Data entries:

- - -

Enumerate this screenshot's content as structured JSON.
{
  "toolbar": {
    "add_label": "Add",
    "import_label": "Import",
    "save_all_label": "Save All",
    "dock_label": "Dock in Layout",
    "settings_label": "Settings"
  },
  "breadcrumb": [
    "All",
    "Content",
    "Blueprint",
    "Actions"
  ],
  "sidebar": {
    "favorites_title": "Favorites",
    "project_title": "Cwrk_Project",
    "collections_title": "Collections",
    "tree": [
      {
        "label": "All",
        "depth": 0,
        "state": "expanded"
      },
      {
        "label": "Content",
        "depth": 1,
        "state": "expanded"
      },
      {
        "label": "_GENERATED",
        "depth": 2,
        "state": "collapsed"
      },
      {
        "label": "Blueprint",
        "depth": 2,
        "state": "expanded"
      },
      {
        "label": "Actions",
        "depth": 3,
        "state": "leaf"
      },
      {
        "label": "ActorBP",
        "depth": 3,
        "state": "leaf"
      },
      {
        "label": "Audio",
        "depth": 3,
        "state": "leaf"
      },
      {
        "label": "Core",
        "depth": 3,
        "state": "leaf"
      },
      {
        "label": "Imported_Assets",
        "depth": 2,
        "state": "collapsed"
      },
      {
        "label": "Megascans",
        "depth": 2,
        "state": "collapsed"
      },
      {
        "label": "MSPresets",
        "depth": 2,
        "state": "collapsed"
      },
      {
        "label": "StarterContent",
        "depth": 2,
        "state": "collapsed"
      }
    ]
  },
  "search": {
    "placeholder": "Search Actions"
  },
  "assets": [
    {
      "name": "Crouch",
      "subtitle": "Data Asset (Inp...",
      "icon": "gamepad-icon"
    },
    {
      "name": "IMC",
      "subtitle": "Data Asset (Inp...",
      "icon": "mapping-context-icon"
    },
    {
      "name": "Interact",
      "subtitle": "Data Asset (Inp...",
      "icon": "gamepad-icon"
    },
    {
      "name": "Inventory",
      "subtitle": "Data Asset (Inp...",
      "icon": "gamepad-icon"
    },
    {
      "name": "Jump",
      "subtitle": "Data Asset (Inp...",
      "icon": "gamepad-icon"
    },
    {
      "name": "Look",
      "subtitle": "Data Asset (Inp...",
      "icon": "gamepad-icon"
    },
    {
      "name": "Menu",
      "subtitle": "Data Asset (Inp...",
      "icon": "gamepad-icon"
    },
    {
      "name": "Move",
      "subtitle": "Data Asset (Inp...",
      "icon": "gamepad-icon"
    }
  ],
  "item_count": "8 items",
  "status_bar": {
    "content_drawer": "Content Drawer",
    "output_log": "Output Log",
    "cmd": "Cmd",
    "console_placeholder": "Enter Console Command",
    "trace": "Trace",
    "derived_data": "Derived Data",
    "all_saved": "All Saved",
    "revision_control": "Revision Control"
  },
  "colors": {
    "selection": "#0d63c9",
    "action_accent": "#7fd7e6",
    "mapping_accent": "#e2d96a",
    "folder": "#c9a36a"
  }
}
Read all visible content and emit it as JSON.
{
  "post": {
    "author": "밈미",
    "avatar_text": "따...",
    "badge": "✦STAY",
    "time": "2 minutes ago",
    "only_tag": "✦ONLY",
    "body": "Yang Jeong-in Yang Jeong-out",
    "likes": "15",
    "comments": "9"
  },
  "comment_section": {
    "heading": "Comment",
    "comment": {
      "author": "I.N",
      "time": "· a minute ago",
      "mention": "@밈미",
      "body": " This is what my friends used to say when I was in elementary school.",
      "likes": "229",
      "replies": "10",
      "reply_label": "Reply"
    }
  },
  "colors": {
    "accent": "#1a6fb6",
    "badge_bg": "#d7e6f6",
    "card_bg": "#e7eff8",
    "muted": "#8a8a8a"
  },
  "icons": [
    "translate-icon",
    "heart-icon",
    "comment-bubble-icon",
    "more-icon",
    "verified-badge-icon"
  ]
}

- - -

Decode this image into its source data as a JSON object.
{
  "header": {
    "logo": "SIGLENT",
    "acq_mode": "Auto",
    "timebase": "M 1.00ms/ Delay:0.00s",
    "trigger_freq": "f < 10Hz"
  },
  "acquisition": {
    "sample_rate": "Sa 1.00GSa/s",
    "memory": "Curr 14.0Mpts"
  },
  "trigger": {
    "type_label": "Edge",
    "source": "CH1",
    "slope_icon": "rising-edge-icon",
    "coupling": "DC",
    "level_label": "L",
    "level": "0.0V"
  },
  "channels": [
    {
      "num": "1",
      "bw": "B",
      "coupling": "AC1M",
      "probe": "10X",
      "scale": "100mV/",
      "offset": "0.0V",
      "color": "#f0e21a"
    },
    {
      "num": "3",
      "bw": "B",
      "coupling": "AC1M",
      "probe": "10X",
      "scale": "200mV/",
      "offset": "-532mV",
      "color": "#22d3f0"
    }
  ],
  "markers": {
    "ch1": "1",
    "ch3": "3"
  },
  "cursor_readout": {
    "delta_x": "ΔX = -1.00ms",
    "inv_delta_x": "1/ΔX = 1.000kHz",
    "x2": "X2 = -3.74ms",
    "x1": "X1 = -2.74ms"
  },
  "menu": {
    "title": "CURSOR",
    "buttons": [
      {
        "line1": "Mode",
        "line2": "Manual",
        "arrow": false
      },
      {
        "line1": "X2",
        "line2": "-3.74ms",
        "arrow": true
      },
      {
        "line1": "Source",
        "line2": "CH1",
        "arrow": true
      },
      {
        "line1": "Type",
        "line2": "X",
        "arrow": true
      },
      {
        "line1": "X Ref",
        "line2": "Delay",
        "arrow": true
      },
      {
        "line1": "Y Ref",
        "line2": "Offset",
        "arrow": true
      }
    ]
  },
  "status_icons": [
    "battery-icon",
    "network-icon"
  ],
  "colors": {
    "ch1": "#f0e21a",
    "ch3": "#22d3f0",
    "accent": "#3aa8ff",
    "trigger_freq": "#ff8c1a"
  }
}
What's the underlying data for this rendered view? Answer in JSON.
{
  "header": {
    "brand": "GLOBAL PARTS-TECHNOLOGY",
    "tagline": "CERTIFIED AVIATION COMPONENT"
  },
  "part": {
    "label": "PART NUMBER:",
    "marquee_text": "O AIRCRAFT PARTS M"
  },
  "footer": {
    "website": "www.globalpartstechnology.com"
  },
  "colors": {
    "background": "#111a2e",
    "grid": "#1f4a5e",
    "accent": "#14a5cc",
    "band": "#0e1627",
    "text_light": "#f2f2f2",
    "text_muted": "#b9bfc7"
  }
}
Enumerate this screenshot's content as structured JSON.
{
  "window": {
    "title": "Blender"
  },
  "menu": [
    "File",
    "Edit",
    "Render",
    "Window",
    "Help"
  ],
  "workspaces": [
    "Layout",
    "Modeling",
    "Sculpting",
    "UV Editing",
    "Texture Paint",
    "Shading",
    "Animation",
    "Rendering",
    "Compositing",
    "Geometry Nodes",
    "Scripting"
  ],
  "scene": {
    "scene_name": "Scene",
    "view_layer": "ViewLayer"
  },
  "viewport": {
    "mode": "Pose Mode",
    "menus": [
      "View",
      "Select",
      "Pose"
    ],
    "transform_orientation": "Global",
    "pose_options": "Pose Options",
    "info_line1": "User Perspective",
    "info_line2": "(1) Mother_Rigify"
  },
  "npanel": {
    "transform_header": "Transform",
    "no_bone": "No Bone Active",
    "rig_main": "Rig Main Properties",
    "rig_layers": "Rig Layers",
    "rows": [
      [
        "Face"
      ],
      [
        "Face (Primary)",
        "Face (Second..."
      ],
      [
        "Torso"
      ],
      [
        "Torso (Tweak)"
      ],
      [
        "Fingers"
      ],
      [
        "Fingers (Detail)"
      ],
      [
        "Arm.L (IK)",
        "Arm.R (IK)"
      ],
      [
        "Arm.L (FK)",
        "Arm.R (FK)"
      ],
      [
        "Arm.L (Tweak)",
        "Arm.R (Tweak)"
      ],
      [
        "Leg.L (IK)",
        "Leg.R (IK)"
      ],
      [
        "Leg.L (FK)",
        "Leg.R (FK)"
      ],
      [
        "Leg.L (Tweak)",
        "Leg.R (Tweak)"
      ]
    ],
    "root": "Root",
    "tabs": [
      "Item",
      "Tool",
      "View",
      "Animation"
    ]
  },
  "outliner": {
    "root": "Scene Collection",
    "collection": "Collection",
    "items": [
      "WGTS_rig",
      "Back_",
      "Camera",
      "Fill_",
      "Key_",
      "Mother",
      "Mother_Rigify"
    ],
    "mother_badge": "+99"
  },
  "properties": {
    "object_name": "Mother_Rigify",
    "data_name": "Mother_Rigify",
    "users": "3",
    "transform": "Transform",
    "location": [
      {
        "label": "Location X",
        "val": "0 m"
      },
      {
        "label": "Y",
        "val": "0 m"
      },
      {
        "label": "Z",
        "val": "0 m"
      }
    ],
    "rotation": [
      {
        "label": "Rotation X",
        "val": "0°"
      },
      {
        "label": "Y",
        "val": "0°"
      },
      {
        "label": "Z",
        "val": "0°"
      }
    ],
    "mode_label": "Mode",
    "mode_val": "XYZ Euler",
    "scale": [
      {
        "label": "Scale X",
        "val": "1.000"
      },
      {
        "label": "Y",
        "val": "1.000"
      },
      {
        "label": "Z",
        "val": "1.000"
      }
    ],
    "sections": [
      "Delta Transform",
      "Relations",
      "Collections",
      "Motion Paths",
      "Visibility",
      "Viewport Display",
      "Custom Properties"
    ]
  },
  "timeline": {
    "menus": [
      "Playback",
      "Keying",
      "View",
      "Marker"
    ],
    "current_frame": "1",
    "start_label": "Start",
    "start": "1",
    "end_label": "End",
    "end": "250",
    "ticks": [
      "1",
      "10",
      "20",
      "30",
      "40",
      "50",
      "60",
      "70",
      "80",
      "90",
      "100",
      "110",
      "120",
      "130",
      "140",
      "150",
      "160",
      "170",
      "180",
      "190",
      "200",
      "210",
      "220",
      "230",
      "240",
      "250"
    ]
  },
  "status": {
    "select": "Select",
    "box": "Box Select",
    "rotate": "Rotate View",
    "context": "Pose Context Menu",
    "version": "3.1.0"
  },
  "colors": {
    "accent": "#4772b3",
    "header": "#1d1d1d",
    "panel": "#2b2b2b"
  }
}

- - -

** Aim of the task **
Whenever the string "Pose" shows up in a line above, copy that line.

** Task answer **
    "mode": "Pose Mode",
      "Pose"
    "pose_options": "Pose Options",
    "context": "Pose Context Menu",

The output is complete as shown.